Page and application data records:
........
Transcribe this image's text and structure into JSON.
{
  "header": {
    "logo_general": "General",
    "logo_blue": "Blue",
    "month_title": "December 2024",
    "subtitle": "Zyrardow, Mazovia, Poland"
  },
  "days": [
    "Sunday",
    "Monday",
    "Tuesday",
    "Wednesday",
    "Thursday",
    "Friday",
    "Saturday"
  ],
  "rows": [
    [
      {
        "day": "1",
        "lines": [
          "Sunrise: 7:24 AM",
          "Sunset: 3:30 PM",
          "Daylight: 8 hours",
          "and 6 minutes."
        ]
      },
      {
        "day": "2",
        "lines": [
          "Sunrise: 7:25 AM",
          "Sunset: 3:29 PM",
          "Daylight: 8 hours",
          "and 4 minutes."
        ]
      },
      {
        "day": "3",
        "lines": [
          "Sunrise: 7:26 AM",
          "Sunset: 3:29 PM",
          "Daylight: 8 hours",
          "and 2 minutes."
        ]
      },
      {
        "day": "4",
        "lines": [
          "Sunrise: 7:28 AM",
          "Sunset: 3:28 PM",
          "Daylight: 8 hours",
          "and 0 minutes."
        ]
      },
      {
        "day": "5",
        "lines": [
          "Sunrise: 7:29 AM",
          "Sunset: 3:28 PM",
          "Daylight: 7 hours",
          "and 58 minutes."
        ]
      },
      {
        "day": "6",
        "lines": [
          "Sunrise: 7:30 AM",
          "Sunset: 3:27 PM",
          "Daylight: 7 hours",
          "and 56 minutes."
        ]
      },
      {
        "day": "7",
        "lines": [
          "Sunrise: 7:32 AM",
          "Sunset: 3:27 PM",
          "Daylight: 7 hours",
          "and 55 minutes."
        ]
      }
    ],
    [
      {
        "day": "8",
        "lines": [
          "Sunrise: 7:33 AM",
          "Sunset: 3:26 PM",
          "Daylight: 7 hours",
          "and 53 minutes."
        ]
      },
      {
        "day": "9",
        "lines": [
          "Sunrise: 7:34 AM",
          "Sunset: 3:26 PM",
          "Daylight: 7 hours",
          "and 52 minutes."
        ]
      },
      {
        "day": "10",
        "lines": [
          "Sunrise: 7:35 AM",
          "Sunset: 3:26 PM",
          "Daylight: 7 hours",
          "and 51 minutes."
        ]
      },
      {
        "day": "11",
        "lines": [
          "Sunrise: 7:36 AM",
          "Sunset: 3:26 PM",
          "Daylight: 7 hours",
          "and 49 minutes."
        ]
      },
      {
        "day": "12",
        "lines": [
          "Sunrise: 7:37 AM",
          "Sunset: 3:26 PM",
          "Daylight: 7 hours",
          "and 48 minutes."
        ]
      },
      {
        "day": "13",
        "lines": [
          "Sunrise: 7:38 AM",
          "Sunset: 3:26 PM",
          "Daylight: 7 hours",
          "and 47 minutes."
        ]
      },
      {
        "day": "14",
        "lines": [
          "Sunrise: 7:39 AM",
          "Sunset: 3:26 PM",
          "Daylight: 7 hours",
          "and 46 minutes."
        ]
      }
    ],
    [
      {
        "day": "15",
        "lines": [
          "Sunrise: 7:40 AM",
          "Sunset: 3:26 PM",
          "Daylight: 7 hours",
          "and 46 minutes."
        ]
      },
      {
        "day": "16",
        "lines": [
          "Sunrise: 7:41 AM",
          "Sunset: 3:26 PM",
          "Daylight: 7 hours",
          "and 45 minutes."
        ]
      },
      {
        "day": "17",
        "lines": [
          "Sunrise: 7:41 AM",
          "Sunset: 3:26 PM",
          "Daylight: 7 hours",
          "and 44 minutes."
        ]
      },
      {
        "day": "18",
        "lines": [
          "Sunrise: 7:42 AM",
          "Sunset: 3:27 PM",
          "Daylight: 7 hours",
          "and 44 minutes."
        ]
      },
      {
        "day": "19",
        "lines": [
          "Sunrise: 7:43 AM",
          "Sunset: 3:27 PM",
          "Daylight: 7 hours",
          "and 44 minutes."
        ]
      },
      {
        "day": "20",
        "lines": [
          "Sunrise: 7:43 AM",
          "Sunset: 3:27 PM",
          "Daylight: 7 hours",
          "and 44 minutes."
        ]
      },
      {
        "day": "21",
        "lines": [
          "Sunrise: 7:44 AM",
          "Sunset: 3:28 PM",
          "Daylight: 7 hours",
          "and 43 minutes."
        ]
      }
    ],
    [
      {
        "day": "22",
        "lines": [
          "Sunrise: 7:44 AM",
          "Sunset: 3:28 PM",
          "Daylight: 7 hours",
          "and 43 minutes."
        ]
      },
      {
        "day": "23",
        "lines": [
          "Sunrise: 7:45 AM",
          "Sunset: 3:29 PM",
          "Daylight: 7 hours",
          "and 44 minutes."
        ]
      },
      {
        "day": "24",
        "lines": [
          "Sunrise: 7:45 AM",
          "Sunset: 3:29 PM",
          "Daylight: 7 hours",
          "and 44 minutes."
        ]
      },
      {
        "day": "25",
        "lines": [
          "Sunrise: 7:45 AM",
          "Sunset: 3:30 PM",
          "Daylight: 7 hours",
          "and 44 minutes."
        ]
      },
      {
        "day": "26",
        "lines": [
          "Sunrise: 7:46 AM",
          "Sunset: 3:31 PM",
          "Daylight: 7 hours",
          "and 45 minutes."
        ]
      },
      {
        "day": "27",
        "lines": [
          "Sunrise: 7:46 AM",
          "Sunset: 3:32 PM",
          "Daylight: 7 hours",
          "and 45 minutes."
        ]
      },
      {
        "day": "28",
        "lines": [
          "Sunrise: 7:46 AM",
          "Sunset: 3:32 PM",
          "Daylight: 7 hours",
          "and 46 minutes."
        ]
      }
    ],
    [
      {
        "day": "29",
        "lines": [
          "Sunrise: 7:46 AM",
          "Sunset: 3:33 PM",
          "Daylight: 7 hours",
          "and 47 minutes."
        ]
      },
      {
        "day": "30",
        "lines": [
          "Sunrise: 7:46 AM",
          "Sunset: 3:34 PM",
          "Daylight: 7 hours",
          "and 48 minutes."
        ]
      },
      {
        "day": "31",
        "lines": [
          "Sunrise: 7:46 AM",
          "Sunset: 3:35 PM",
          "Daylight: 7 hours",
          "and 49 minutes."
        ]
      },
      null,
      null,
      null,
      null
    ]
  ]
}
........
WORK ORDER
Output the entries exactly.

PROBLEM SOLUTION
Transcribe this image's text and structure into JSON.
{
  "header": {
    "logo_general": "General",
    "logo_blue": "Blue",
    "month_title": "December 2024",
    "subtitle": "Zyrardow, Mazovia, Poland"
  },
  "days": [
    "Sunday",
    "Monday",
    "Tuesday",
    "Wednesday",
    "Thursday",
    "Friday",
    "Saturday"
  ],
  "rows": [
    [
      {
        "day": "1",
        "lines": [
          "Sunrise: 7:24 AM",
          "Sunset: 3:30 PM",
          "Daylight: 8 hours",
          "and 6 minutes."
        ]
      },
      {
        "day": "2",
        "lines": [
          "Sunrise: 7:25 AM",
          "Sunset: 3:29 PM",
          "Daylight: 8 hours",
          "and 4 minutes."
        ]
      },
      {
        "day": "3",
        "lines": [
          "Sunrise: 7:26 AM",
          "Sunset: 3:29 PM",
          "Daylight: 8 hours",
          "and 2 minutes."
        ]
      },
      {
        "day": "4",
        "lines": [
          "Sunrise: 7:28 AM",
          "Sunset: 3:28 PM",
          "Daylight: 8 hours",
          "and 0 minutes."
        ]
      },
      {
        "day": "5",
        "lines": [
          "Sunrise: 7:29 AM",
          "Sunset: 3:28 PM",
          "Daylight: 7 hours",
          "and 58 minutes."
        ]
      },
      {
        "day": "6",
        "lines": [
          "Sunrise: 7:30 AM",
          "Sunset: 3:27 PM",
          "Daylight: 7 hours",
          "and 56 minutes."
        ]
      },
      {
        "day": "7",
        "lines": [
          "Sunrise: 7:32 AM",
          "Sunset: 3:27 PM",
          "Daylight: 7 hours",
          "and 55 minutes."
        ]
      }
    ],
    [
      {
        "day": "8",
        "lines": [
          "Sunrise: 7:33 AM",
          "Sunset: 3:26 PM",
          "Daylight: 7 hours",
          "and 53 minutes."
        ]
      },
      {
        "day": "9",
        "lines": [
          "Sunrise: 7:34 AM",
          "Sunset: 3:26 PM",
          "Daylight: 7 hours",
          "and 52 minutes."
        ]
      },
      {
        "day": "10",
        "lines": [
          "Sunrise: 7:35 AM",
          "Sunset: 3:26 PM",
          "Daylight: 7 hours",
          "and 51 minutes."
        ]
      },
      {
        "day": "11",
        "lines": [
          "Sunrise: 7:36 AM",
          "Sunset: 3:26 PM",
          "Daylight: 7 hours",
          "and 49 minutes."
        ]
      },
      {
        "day": "12",
        "lines": [
          "Sunrise: 7:37 AM",
          "Sunset: 3:26 PM",
          "Daylight: 7 hours",
          "and 48 minutes."
        ]
      },
      {
        "day": "13",
        "lines": [
          "Sunrise: 7:38 AM",
          "Sunset: 3:26 PM",
          "Daylight: 7 hours",
          "and 47 minutes."
        ]
      },
      {
        "day": "14",
        "lines": [
          "Sunrise: 7:39 AM",
          "Sunset: 3:26 PM",
          "Daylight: 7 hours",
          "and 46 minutes."
        ]
      }
    ],
    [
      {
        "day": "15",
        "lines": [
          "Sunrise: 7:40 AM",
          "Sunset: 3:26 PM",
          "Daylight: 7 hours",
          "and 46 minutes."
        ]
      },
      {
        "day": "16",
        "lines": [
          "Sunrise: 7:41 AM",
          "Sunset: 3:26 PM",
          "Daylight: 7 hours",
          "and 45 minutes."
        ]
      },
      {
        "day": "17",
        "lines": [
          "Sunrise: 7:41 AM",
          "Sunset: 3:26 PM",
          "Daylight: 7 hours",
          "and 44 minutes."
        ]
      },
      {
        "day": "18",
        "lines": [
          "Sunrise: 7:42 AM",
          "Sunset: 3:27 PM",
          "Daylight: 7 hours",
          "and 44 minutes."
        ]
      },
      {
        "day": "19",
        "lines": [
          "Sunrise: 7:43 AM",
          "Sunset: 3:27 PM",
          "Daylight: 7 hours",
          "and 44 minutes."
        ]
      },
      {
        "day": "20",
        "lines": [
          "Sunrise: 7:43 AM",
          "Sunset: 3:27 PM",
          "Daylight: 7 hours",
          "and 44 minutes."
        ]
      },
      {
        "day": "21",
        "lines": [
          "Sunrise: 7:44 AM",
          "Sunset: 3:28 PM",
          "Daylight: 7 hours",
          "and 43 minutes."
        ]
      }
    ],
    [
      {
        "day": "22",
        "lines": [
          "Sunrise: 7:44 AM",
          "Sunset: 3:28 PM",
          "Daylight: 7 hours",
          "and 43 minutes."
        ]
      },
      {
        "day": "23",
        "lines": [
          "Sunrise: 7:45 AM",
          "Sunset: 3:29 PM",
          "Daylight: 7 hours",
          "and 44 minutes."
        ]
      },
      {
        "day": "24",
        "lines": [
          "Sunrise: 7:45 AM",
          "Sunset: 3:29 PM",
          "Daylight: 7 hours",
          "and 44 minutes."
        ]
      },
      {
        "day": "25",
        "lines": [
          "Sunrise: 7:45 AM",
          "Sunset: 3:30 PM",
          "Daylight: 7 hours",
          "and 44 minutes."
        ]
      },
      {
        "day": "26",
        "lines": [
          "Sunrise: 7:46 AM",
          "Sunset: 3:31 PM",
          "Daylight: 7 hours",
          "and 45 minutes."
        ]
      },
      {
        "day": "27",
        "lines": [
          "Sunrise: 7:46 AM",
          "Sunset: 3:32 PM",
          "Daylight: 7 hours",
          "and 45 minutes."
        ]
      },
      {
        "day": "28",
        "lines": [
          "Sunrise: 7:46 AM",
          "Sunset: 3:32 PM",
          "Daylight: 7 hours",
          "and 46 minutes."
        ]
      }
    ],
    [
      {
        "day": "29",
        "lines": [
          "Sunrise: 7:46 AM",
          "Sunset: 3:33 PM",
          "Daylight: 7 hours",
          "and 47 minutes."
        ]
      },
      {
        "day": "30",
        "lines": [
          "Sunrise: 7:46 AM",
          "Sunset: 3:34 PM",
          "Daylight: 7 hours",
          "and 48 minutes."
        ]
      },
      {
        "day": "31",
        "lines": [
          "Sunrise: 7:46 AM",
          "Sunset: 3:35 PM",
          "Daylight: 7 hours",
          "and 49 minutes."
        ]
      },
      null,
      null,
      null,
      null
    ]
  ]
}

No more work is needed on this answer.